  60. 60. Lu C, Schneider MT, Gubbins P, Leach-Kemon K, Jamison D, et al. (2010) Public financing of health in developing countries: a cross-national systematic analysis. Lancet 375: 1375–1387.
  61. 61. Izazola-Licea JA, Wiegelmann J, Aran C, Guthrie T, de Lay P, et al. (2009) Financing the response to HIV in low-income and middle-income countries. J Acquir Immune Defic Syndr 52: S119–S126.
  62. 62. Cuddington JT, Hancock JD (1995) The macroeconomic impact of AIDS in Malawi: a dualistic, labour surplus economy. J Afr Econ 4: 1–28.
  63. 63. Thurlow J, Gow J, George G (2009) HIV/AIDS, growth and poverty in KwaZulu-Natal and South Africa: an integrated survey, demographic and economy-wide analysis. J Int AIDS Soc 12: 18.

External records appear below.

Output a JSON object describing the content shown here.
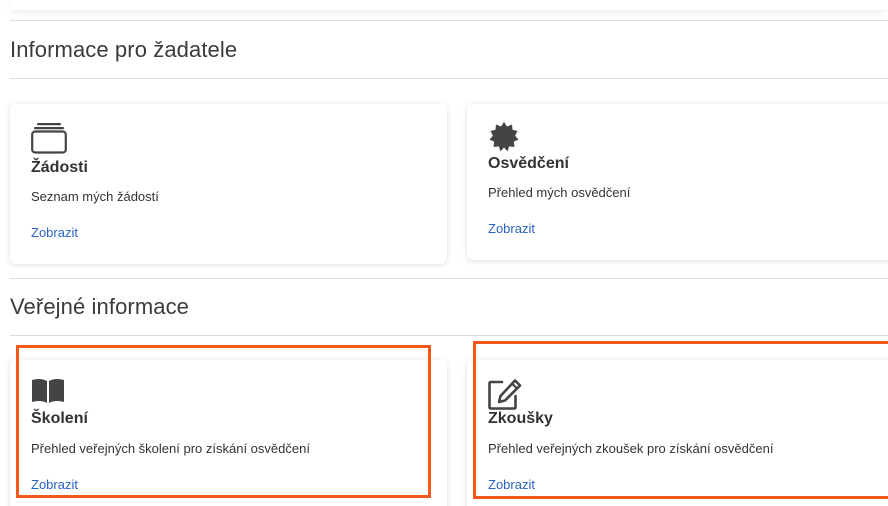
{
  "sections": {
    "applicant": {
      "title": "Informace pro žadatele",
      "cards": [
        {
          "title": "Žádosti",
          "description": "Seznam mých žádostí",
          "link": "Zobrazit",
          "icon": "tray-stack-icon"
        },
        {
          "title": "Osvědčení",
          "description": "Přehled mých osvědčení",
          "link": "Zobrazit",
          "icon": "certificate-badge-icon"
        }
      ]
    },
    "public": {
      "title": "Veřejné informace",
      "cards": [
        {
          "title": "Školení",
          "description": "Přehled veřejných školení pro získání osvědčení",
          "link": "Zobrazit",
          "icon": "open-book-icon"
        },
        {
          "title": "Zkoušky",
          "description": "Přehled veřejných zkoušek pro získání osvědčení",
          "link": "Zobrazit",
          "icon": "edit-pen-icon"
        }
      ]
    }
  },
  "colors": {
    "link": "#2a63c4",
    "highlight": "#f15a1a",
    "icon": "#444444"
  }
}
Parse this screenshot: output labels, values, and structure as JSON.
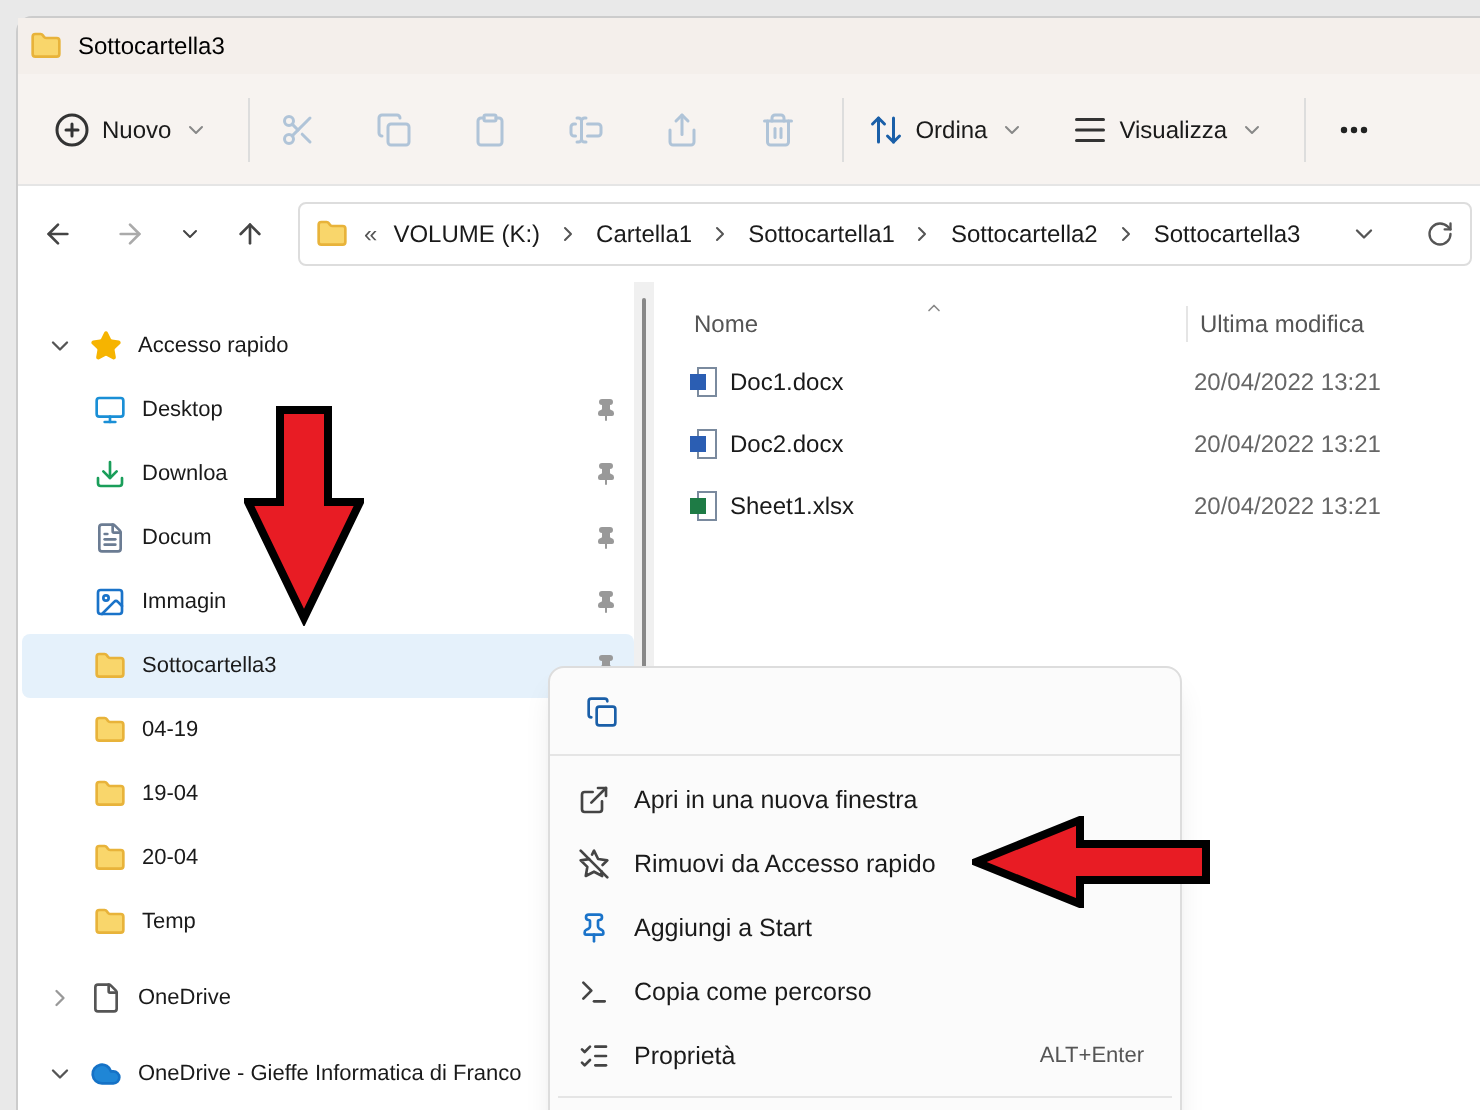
{
  "window": {
    "title": "Sottocartella3"
  },
  "toolbar": {
    "items": [
      {
        "kind": "new",
        "label": "Nuovo",
        "disabled": false
      },
      {
        "kind": "cut",
        "disabled": true
      },
      {
        "kind": "copy",
        "disabled": true
      },
      {
        "kind": "paste",
        "disabled": true
      },
      {
        "kind": "rename",
        "disabled": true
      },
      {
        "kind": "share",
        "disabled": true
      },
      {
        "kind": "delete",
        "disabled": true
      },
      {
        "kind": "sort",
        "label": "Ordina",
        "disabled": false
      },
      {
        "kind": "view",
        "label": "Visualizza",
        "disabled": false
      },
      {
        "kind": "more",
        "disabled": false
      }
    ]
  },
  "address": {
    "prefix": "«",
    "path": [
      "VOLUME (K:)",
      "Cartella1",
      "Sottocartella1",
      "Sottocartella2",
      "Sottocartella3"
    ]
  },
  "sidebar": {
    "items": [
      {
        "kind": "star",
        "label": "Accesso rapido",
        "expanded": true,
        "children": [
          {
            "kind": "desktop",
            "label": "Desktop",
            "pinned": true,
            "selected": false
          },
          {
            "kind": "download",
            "label": "Downloa",
            "pinned": true,
            "selected": false
          },
          {
            "kind": "document",
            "label": "Docum",
            "pinned": true,
            "selected": false
          },
          {
            "kind": "image",
            "label": "Immagin",
            "pinned": true,
            "selected": false
          },
          {
            "kind": "folder",
            "label": "Sottocartella3",
            "pinned": true,
            "selected": true
          },
          {
            "kind": "folder",
            "label": "04-19",
            "pinned": false,
            "selected": false
          },
          {
            "kind": "folder",
            "label": "19-04",
            "pinned": false,
            "selected": false
          },
          {
            "kind": "folder",
            "label": "20-04",
            "pinned": false,
            "selected": false
          },
          {
            "kind": "folder",
            "label": "Temp",
            "pinned": false,
            "selected": false
          }
        ]
      },
      {
        "kind": "file",
        "label": "OneDrive",
        "expanded": false
      },
      {
        "kind": "cloud",
        "label": "OneDrive - Gieffe Informatica di Franco",
        "expanded": true
      }
    ]
  },
  "table": {
    "columns": [
      "Nome",
      "Ultima modifica"
    ],
    "rows": [
      {
        "kind": "word",
        "name": "Doc1.docx",
        "modified": "20/04/2022 13:21"
      },
      {
        "kind": "word",
        "name": "Doc2.docx",
        "modified": "20/04/2022 13:21"
      },
      {
        "kind": "excel",
        "name": "Sheet1.xlsx",
        "modified": "20/04/2022 13:21"
      }
    ]
  },
  "context_menu": {
    "top_actions": [
      {
        "kind": "copy"
      }
    ],
    "items": [
      {
        "kind": "open",
        "label": "Apri in una nuova finestra"
      },
      {
        "kind": "unpin",
        "label": "Rimuovi da Accesso rapido"
      },
      {
        "kind": "pin",
        "label": "Aggiungi a Start"
      },
      {
        "kind": "path",
        "label": "Copia come percorso"
      },
      {
        "kind": "properties",
        "label": "Proprietà",
        "shortcut": "ALT+Enter"
      }
    ]
  }
}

  64. 64. Ventelou B, Moatti JP, Videau Y, Kazatchkine M (2008) ‘Time is costly’: modelling the macroeconomic impact of scaling-up antiretroviral treatment in sub-Saharan Africa. AIDS 22: 107–113.
  65. 65. Jeffries K, Siphanmbe H, Kinghorn A (2006) The economic impact of HIV/AIDS in Botswana. Econsult Pty Ltd.
  66. 66. Bell C, Devarajan S, Gersbach H (2004) Thinking about the long-run economic costs of AIDS. In: Haacker M, editor. The Macroeconomics of HIV/AIDS. Geneva: International Monetary Fund.
  67. 67. Becker GS, Philipson TJ, Soares RR (2003) The quantity and quality of life and the evolution of world inequality. Cambridge: National Bureau of Economic Research. Working Paper 9765 Working Paper 9765.
  68. 68. World Health Organization (2010) WHO-CHOICE Cost-effectiveness thresholds. Available: http://www.who.int/choice/costs/CER_thre​sholds/en/index.html Accessed 2011 August 7.
  69. 69. Jamison DT, Sachs JD, Wang J (2001) The Effect of the AIDS Epidemic on Economic Welfare in Sub-Saharan Africa. Commission on Macroeconomics and Health.
  70. 70. Viscusi K, Aldy J (2003) The value of a statistical life: A critical review of market estimates from around the world. Journal of Risk and Uncertainty 27: 5–76.